*Task brief*
Your response should reproduce every line of the entries that contains the word "index".

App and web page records
+ + + +

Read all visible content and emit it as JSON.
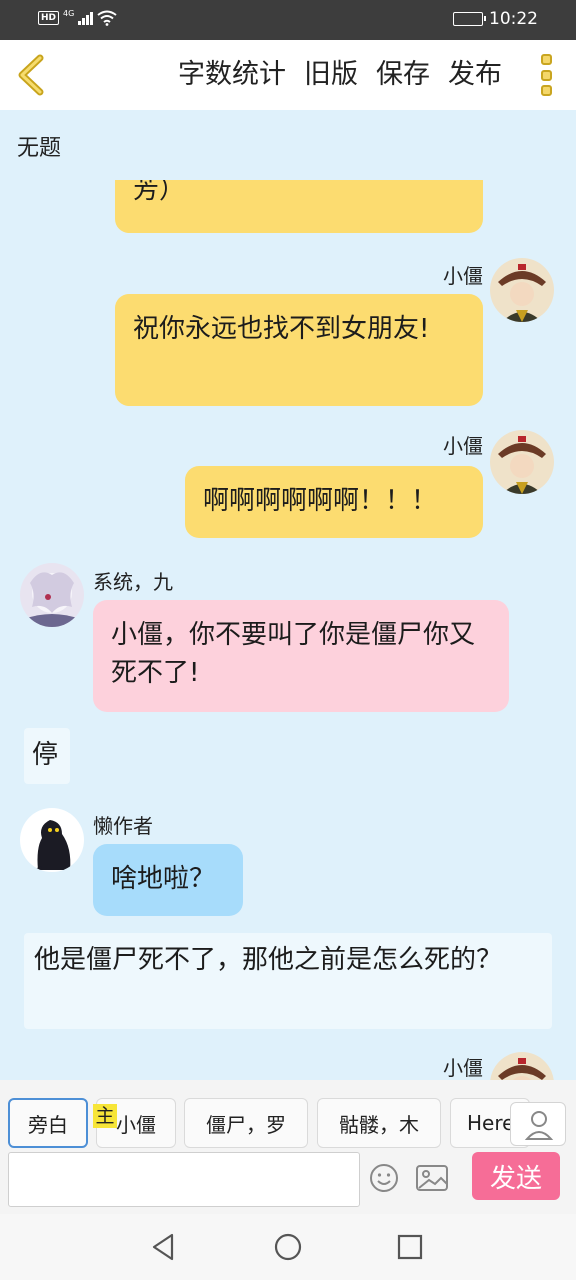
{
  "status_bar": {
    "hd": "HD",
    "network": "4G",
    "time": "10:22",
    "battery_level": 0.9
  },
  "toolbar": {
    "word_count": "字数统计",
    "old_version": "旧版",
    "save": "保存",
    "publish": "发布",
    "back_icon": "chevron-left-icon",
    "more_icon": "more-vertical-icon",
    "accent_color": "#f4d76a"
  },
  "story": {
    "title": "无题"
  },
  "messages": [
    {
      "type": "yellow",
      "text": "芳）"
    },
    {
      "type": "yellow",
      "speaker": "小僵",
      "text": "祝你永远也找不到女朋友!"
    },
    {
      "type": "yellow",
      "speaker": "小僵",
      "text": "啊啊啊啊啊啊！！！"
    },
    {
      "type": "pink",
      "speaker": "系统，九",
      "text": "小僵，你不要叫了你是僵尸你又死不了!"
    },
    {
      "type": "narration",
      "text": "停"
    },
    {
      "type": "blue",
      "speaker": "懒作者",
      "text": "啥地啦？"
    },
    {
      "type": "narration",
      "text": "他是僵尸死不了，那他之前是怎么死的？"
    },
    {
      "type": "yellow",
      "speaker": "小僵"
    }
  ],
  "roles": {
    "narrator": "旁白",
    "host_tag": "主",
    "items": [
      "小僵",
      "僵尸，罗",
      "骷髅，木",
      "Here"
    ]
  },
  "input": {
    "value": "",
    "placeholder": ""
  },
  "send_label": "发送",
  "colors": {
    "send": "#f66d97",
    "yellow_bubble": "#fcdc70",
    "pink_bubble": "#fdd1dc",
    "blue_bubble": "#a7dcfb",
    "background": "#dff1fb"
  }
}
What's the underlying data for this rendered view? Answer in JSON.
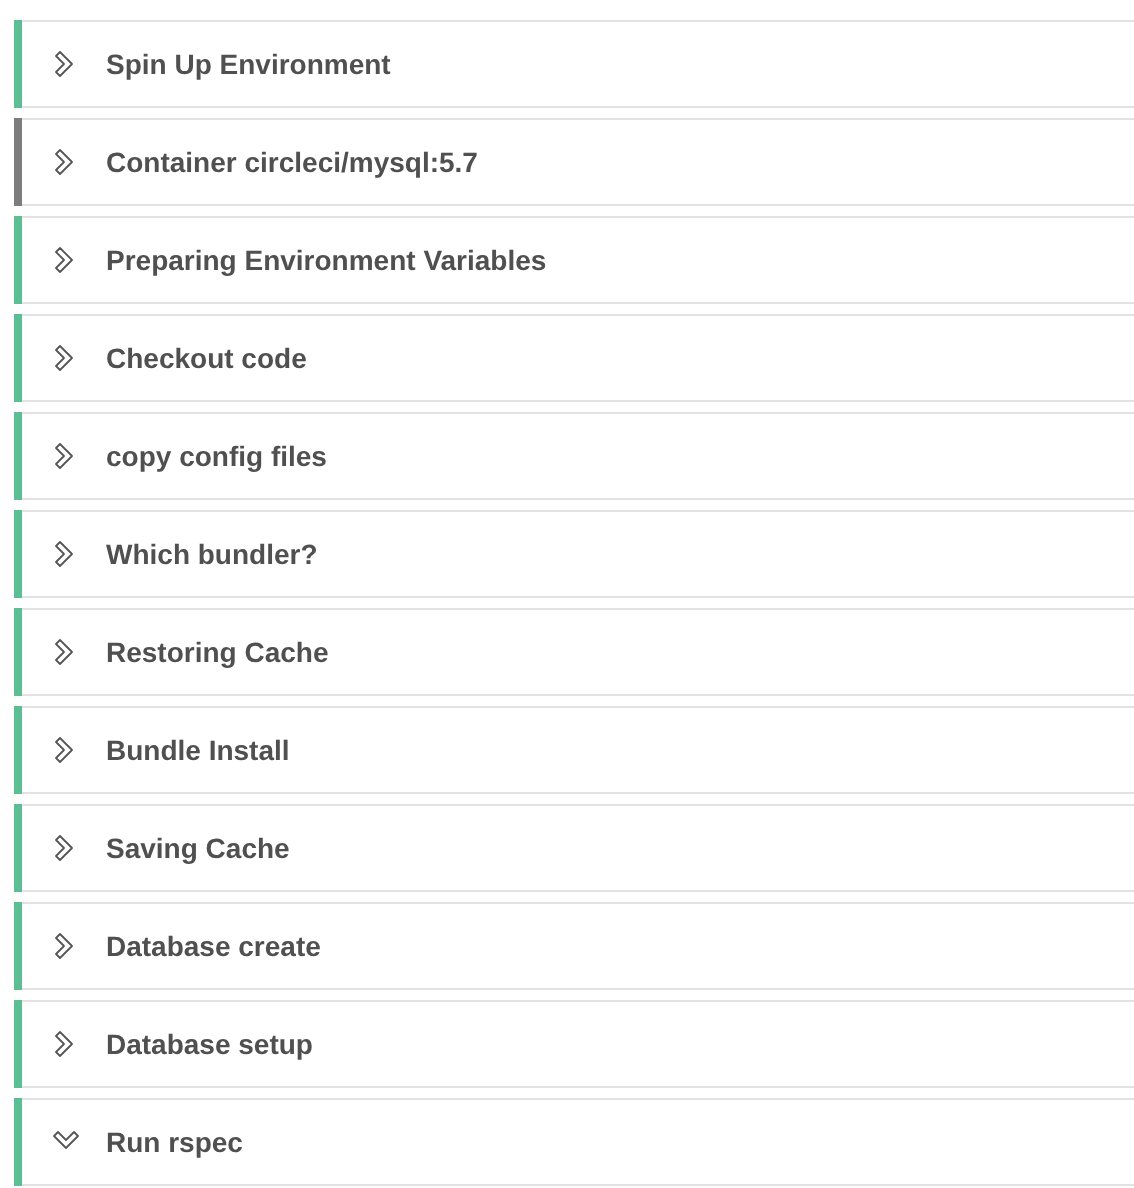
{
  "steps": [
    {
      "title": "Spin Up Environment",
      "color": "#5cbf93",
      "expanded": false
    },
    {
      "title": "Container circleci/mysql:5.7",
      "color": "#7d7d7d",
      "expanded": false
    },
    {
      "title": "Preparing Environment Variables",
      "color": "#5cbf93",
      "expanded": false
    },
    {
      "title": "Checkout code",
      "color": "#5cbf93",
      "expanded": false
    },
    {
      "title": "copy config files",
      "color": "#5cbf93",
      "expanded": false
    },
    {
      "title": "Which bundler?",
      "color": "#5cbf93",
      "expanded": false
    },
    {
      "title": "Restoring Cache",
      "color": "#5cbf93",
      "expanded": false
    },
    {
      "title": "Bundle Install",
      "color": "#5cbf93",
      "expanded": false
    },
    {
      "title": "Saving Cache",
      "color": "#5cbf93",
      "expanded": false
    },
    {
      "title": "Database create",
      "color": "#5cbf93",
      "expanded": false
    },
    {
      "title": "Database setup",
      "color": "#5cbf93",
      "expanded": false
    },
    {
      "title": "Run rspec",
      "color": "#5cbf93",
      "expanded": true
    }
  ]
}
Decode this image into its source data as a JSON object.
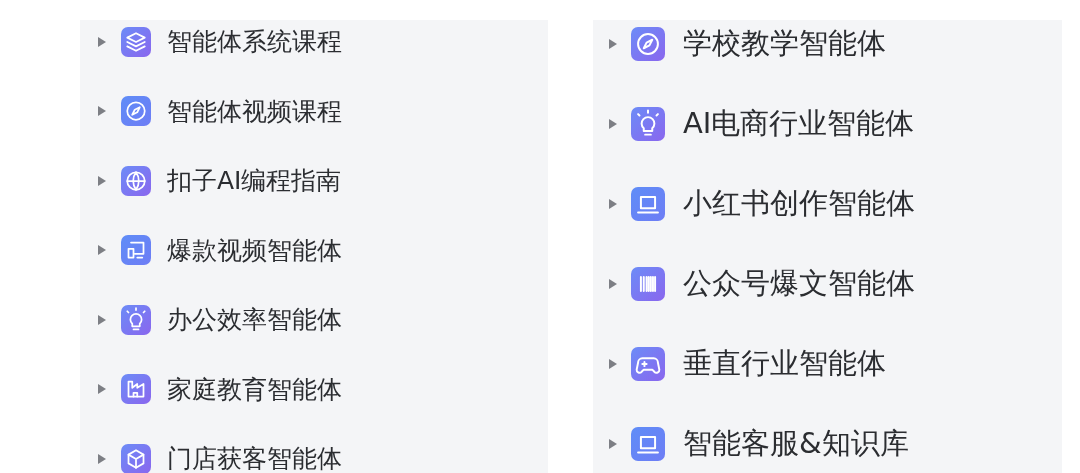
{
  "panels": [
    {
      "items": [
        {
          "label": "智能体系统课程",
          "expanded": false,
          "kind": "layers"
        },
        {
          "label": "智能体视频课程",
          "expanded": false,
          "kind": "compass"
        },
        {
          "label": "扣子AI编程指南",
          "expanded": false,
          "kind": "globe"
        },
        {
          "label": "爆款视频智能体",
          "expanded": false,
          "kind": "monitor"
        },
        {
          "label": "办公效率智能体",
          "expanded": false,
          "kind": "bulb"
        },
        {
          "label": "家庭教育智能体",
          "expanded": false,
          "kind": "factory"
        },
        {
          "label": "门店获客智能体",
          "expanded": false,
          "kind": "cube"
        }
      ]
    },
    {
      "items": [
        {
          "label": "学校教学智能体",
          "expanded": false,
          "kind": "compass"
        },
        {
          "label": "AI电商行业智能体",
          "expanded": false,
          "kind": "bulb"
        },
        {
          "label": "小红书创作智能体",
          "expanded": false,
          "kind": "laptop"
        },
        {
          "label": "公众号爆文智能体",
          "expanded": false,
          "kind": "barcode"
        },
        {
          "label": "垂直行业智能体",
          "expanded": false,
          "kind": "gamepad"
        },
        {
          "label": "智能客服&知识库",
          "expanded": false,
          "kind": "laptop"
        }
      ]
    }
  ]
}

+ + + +

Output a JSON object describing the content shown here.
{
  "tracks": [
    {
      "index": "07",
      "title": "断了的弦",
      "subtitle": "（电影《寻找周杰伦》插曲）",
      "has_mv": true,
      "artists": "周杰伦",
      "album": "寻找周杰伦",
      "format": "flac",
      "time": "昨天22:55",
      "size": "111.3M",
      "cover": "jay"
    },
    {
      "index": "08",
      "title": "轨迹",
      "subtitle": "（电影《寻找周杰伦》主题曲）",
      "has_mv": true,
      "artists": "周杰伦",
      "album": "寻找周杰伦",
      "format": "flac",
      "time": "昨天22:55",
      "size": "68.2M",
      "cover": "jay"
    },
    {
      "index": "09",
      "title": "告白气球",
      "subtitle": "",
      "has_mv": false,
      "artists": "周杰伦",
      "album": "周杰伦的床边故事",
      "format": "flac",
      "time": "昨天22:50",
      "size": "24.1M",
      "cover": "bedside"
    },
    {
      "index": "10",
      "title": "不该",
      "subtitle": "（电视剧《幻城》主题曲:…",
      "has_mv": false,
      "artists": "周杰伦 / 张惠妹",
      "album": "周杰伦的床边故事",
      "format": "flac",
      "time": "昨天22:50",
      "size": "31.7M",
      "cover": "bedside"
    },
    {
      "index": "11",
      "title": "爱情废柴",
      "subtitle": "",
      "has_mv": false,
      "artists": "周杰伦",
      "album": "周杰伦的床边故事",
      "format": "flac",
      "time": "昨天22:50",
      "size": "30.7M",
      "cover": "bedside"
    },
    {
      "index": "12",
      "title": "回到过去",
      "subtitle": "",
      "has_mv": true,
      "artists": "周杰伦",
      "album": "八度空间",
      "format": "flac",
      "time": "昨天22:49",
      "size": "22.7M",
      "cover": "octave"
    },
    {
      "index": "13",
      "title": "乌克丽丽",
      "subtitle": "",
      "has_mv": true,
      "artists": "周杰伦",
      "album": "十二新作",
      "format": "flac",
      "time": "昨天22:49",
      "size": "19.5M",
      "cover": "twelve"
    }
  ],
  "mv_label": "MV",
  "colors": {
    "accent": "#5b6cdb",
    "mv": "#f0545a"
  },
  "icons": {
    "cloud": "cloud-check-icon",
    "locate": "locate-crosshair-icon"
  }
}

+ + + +

*Response below*
      "index": "07",
      "index": "08",
      "index": "09",
      "index": "10",
      "index": "11",
      "index": "12",
      "index": "13",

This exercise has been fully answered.